EGFR is the most common driver mutation that we looked at. The other ones are less prevalent. We saw that overall Black patients had fewer mutations (included in this study). But because of the low number of patients that had the other mutations that we had on our study we cannot say for sure that the prevalence that we found for the other mutations are representative of real-world data. So from the results of our study we will focus more on EGFR, because the number of patients that we were able to compare amongst different groups were higher, so the results that we had for EGFR were more signficiant.

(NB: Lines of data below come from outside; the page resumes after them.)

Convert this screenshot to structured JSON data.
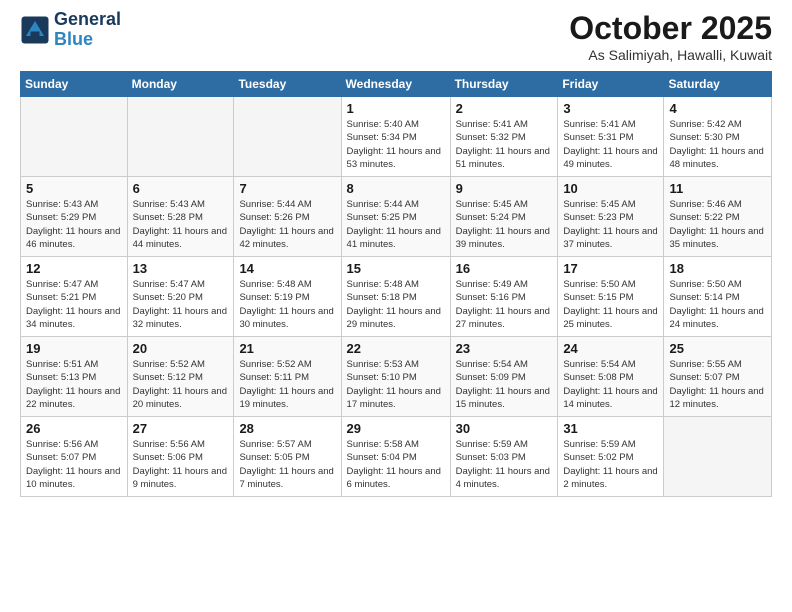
{
  "header": {
    "logo_line1": "General",
    "logo_line2": "Blue",
    "month": "October 2025",
    "location": "As Salimiyah, Hawalli, Kuwait"
  },
  "weekdays": [
    "Sunday",
    "Monday",
    "Tuesday",
    "Wednesday",
    "Thursday",
    "Friday",
    "Saturday"
  ],
  "weeks": [
    [
      {
        "day": "",
        "info": ""
      },
      {
        "day": "",
        "info": ""
      },
      {
        "day": "",
        "info": ""
      },
      {
        "day": "1",
        "info": "Sunrise: 5:40 AM\nSunset: 5:34 PM\nDaylight: 11 hours and 53 minutes."
      },
      {
        "day": "2",
        "info": "Sunrise: 5:41 AM\nSunset: 5:32 PM\nDaylight: 11 hours and 51 minutes."
      },
      {
        "day": "3",
        "info": "Sunrise: 5:41 AM\nSunset: 5:31 PM\nDaylight: 11 hours and 49 minutes."
      },
      {
        "day": "4",
        "info": "Sunrise: 5:42 AM\nSunset: 5:30 PM\nDaylight: 11 hours and 48 minutes."
      }
    ],
    [
      {
        "day": "5",
        "info": "Sunrise: 5:43 AM\nSunset: 5:29 PM\nDaylight: 11 hours and 46 minutes."
      },
      {
        "day": "6",
        "info": "Sunrise: 5:43 AM\nSunset: 5:28 PM\nDaylight: 11 hours and 44 minutes."
      },
      {
        "day": "7",
        "info": "Sunrise: 5:44 AM\nSunset: 5:26 PM\nDaylight: 11 hours and 42 minutes."
      },
      {
        "day": "8",
        "info": "Sunrise: 5:44 AM\nSunset: 5:25 PM\nDaylight: 11 hours and 41 minutes."
      },
      {
        "day": "9",
        "info": "Sunrise: 5:45 AM\nSunset: 5:24 PM\nDaylight: 11 hours and 39 minutes."
      },
      {
        "day": "10",
        "info": "Sunrise: 5:45 AM\nSunset: 5:23 PM\nDaylight: 11 hours and 37 minutes."
      },
      {
        "day": "11",
        "info": "Sunrise: 5:46 AM\nSunset: 5:22 PM\nDaylight: 11 hours and 35 minutes."
      }
    ],
    [
      {
        "day": "12",
        "info": "Sunrise: 5:47 AM\nSunset: 5:21 PM\nDaylight: 11 hours and 34 minutes."
      },
      {
        "day": "13",
        "info": "Sunrise: 5:47 AM\nSunset: 5:20 PM\nDaylight: 11 hours and 32 minutes."
      },
      {
        "day": "14",
        "info": "Sunrise: 5:48 AM\nSunset: 5:19 PM\nDaylight: 11 hours and 30 minutes."
      },
      {
        "day": "15",
        "info": "Sunrise: 5:48 AM\nSunset: 5:18 PM\nDaylight: 11 hours and 29 minutes."
      },
      {
        "day": "16",
        "info": "Sunrise: 5:49 AM\nSunset: 5:16 PM\nDaylight: 11 hours and 27 minutes."
      },
      {
        "day": "17",
        "info": "Sunrise: 5:50 AM\nSunset: 5:15 PM\nDaylight: 11 hours and 25 minutes."
      },
      {
        "day": "18",
        "info": "Sunrise: 5:50 AM\nSunset: 5:14 PM\nDaylight: 11 hours and 24 minutes."
      }
    ],
    [
      {
        "day": "19",
        "info": "Sunrise: 5:51 AM\nSunset: 5:13 PM\nDaylight: 11 hours and 22 minutes."
      },
      {
        "day": "20",
        "info": "Sunrise: 5:52 AM\nSunset: 5:12 PM\nDaylight: 11 hours and 20 minutes."
      },
      {
        "day": "21",
        "info": "Sunrise: 5:52 AM\nSunset: 5:11 PM\nDaylight: 11 hours and 19 minutes."
      },
      {
        "day": "22",
        "info": "Sunrise: 5:53 AM\nSunset: 5:10 PM\nDaylight: 11 hours and 17 minutes."
      },
      {
        "day": "23",
        "info": "Sunrise: 5:54 AM\nSunset: 5:09 PM\nDaylight: 11 hours and 15 minutes."
      },
      {
        "day": "24",
        "info": "Sunrise: 5:54 AM\nSunset: 5:08 PM\nDaylight: 11 hours and 14 minutes."
      },
      {
        "day": "25",
        "info": "Sunrise: 5:55 AM\nSunset: 5:07 PM\nDaylight: 11 hours and 12 minutes."
      }
    ],
    [
      {
        "day": "26",
        "info": "Sunrise: 5:56 AM\nSunset: 5:07 PM\nDaylight: 11 hours and 10 minutes."
      },
      {
        "day": "27",
        "info": "Sunrise: 5:56 AM\nSunset: 5:06 PM\nDaylight: 11 hours and 9 minutes."
      },
      {
        "day": "28",
        "info": "Sunrise: 5:57 AM\nSunset: 5:05 PM\nDaylight: 11 hours and 7 minutes."
      },
      {
        "day": "29",
        "info": "Sunrise: 5:58 AM\nSunset: 5:04 PM\nDaylight: 11 hours and 6 minutes."
      },
      {
        "day": "30",
        "info": "Sunrise: 5:59 AM\nSunset: 5:03 PM\nDaylight: 11 hours and 4 minutes."
      },
      {
        "day": "31",
        "info": "Sunrise: 5:59 AM\nSunset: 5:02 PM\nDaylight: 11 hours and 2 minutes."
      },
      {
        "day": "",
        "info": ""
      }
    ]
  ]
}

Since they have fewer of the (known) driver mutations, they end up benefiting less from new medications. And since historically, they already had worse outcomes than the other groups of patients, we fear that the (limited) availability of those medications for this subset of population could even increase the gaps in outcomes among Black patients and other groups. So that's why we think it's very important to study the tumor biology of Black patients as this could potentially lead to discover of new driver mutations and new medications for those patients.
Historically, the Black population has been less enrolled in clinical trials than the white population. If you look at the U.S. census, around 13% of the population considers itself Black, and around 60%, white. And when you look at like some classical clinical trials, such as their lung cancer screening trial, you will see that 90% of the patients enrolled in that trial were white and a very, very small proportion were Black patients.

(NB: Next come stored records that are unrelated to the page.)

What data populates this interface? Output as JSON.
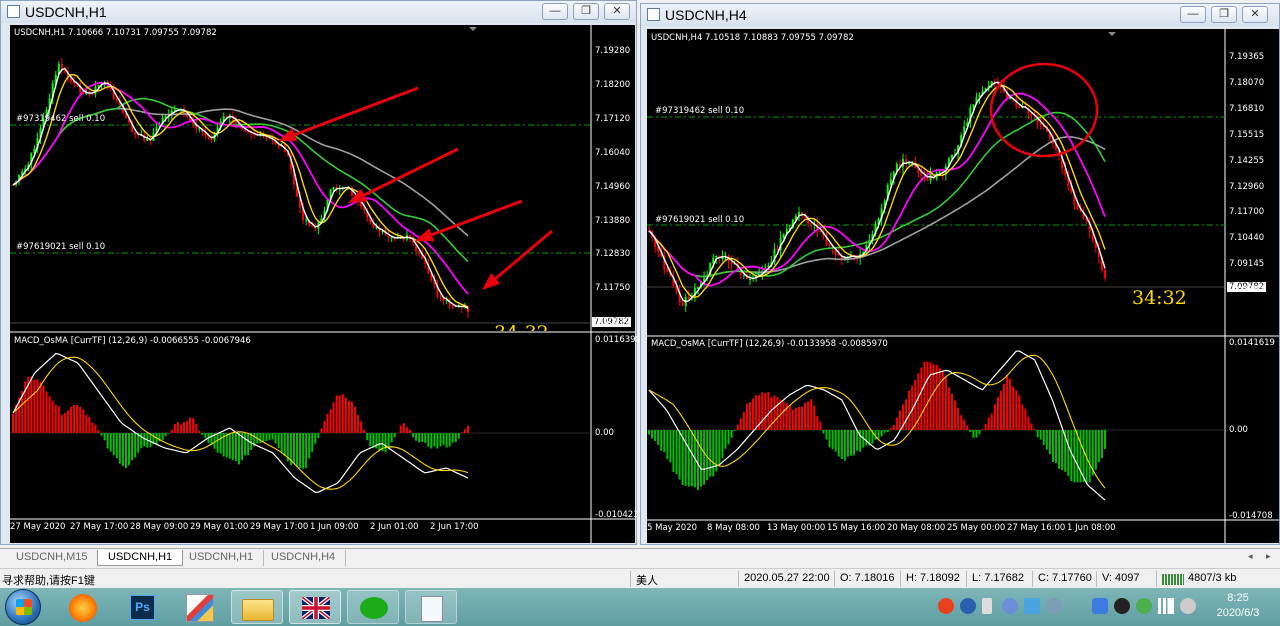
{
  "h1": {
    "title": "USDCNH,H1",
    "info": "USDCNH,H1  7.10666 7.10731 7.09755 7.09782",
    "order_upper": "#97319462 sell 0.10",
    "order_lower": "#97619021 sell 0.10",
    "price_scale": [
      "7.19280",
      "7.18200",
      "7.17120",
      "7.16040",
      "7.14960",
      "7.13880",
      "7.12830",
      "7.11750",
      "7.10670"
    ],
    "current_price": "7.09782",
    "timer": "34:32",
    "macd_label": "MACD_OsMA [CurrTF] (12,26,9) -0.0066555 -0.0067946",
    "macd_scale": [
      "0.0116398",
      "0.00",
      "-0.0104231"
    ],
    "time_axis": [
      "27 May 2020",
      "27 May 17:00",
      "28 May 09:00",
      "29 May 01:00",
      "29 May 17:00",
      "1 Jun 09:00",
      "2 Jun 01:00",
      "2 Jun 17:00"
    ]
  },
  "h4": {
    "title": "USDCNH,H4",
    "info": "USDCNH,H4  7.10518 7.10883 7.09755 7.09782",
    "order_upper": "#97319462 sell 0.10",
    "order_lower": "#97619021 sell 0.10",
    "price_scale": [
      "7.19365",
      "7.18070",
      "7.16810",
      "7.15515",
      "7.14255",
      "7.12960",
      "7.11700",
      "7.10440",
      "7.09145",
      "7.07885"
    ],
    "current_price": "7.09782",
    "timer": "34:32",
    "macd_label": "MACD_OsMA [CurrTF] (12,26,9) -0.0133958 -0.0085970",
    "macd_scale": [
      "0.0141619",
      "0.00",
      "-0.014708"
    ],
    "time_axis": [
      "5 May 2020",
      "8 May 08:00",
      "13 May 00:00",
      "15 May 16:00",
      "20 May 08:00",
      "25 May 00:00",
      "27 May 16:00",
      "1 Jun 08:00"
    ]
  },
  "tabs": [
    "USDCNH,M15",
    "USDCNH,H1",
    "USDCNH,H1",
    "USDCNH,H4"
  ],
  "active_tab": 1,
  "status": {
    "help": "寻求帮助,请按F1键",
    "profile": "美人",
    "datetime": "2020.05.27 22:00",
    "open": "O: 7.18016",
    "high": "H: 7.18092",
    "low": "L: 7.17682",
    "close": "C: 7.17760",
    "volume": "V: 4097",
    "traffic": "4807/3 kb"
  },
  "taskbar": {
    "time": "8:25",
    "date": "2020/6/3",
    "apps": [
      "start-button",
      "browser",
      "photoshop",
      "paint",
      "file-explorer",
      "metatrader",
      "wechat",
      "notepad"
    ]
  },
  "colors": {
    "bull_candle": "#00ff00",
    "bear_candle": "#ff0000",
    "macd_pos": "#ff0000",
    "macd_neg": "#00c000",
    "order_line": "#00a000",
    "ma_white": "#ffffff",
    "ma_yellow": "#ffd700",
    "ma_magenta": "#ff00ff",
    "ma_green": "#32cd32",
    "ma_gray": "#a0a0a0",
    "annotation_red": "#e8000d",
    "timer_gold": "#ffd700"
  }
}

For us to better understand the tumor biology of this group of patients, we need them enrolled into our clinical trials, so we can discover new driver mutations and new drugs that will benefit that population.
Currently, NIH for its grants, requires that investigators enroll a certain number of Black patients, a certain number of white patients, (and a certain number of) Hispanic patients. This way, we can guarantee that we have a better representation of patients in the clinical trials, and then we can generalize the findings of those clinical trials to the general U.S. population.
We know that Asian people have more (known) driver mutations. We know that women in general have (a greater number of) driver mutations. And people that never smoked a higher number of driver mutations.
So let's suppose you're in a lower income country, and you don't have universal access to genetic testing. You'll see that an Asian woman that never smoked is more likely to be offered genetic testing in comparison (to another patients) that have a lower probability (of having a driver mutation). We think that this is not suitable strategy. If we pick and choose which patients are going to receive the genetic testing, we could increase the disparities of outcomes. So we favor universal genetic testing for all the (eligible) patients, according to the current (National Comprehensive Cancer Network [NCCN]) guidelines.
Testing was more expensive in the past. Every day it is getting more affordable, and since it is included in the current NCCN guidelines, usually insurance covers it and also Medicare or Medicaid. Each time that it gets more affordable, there is also this tendency for getting to universal testing — that also goes for other countries in the world that don't have the same purchasing power as the United States.
When you look at previous data, self reporting is able to give us an idea of [people’s] genetic background. So even if it's not perfect, it gives us a good idea. But how we are going to integrate that into our clinical practice — that is a very sensitive topic … But I completely agree that Black patients from the United States, Black patients from Ethiopia, Black patients from Brazil — they have different genetic backgrounds.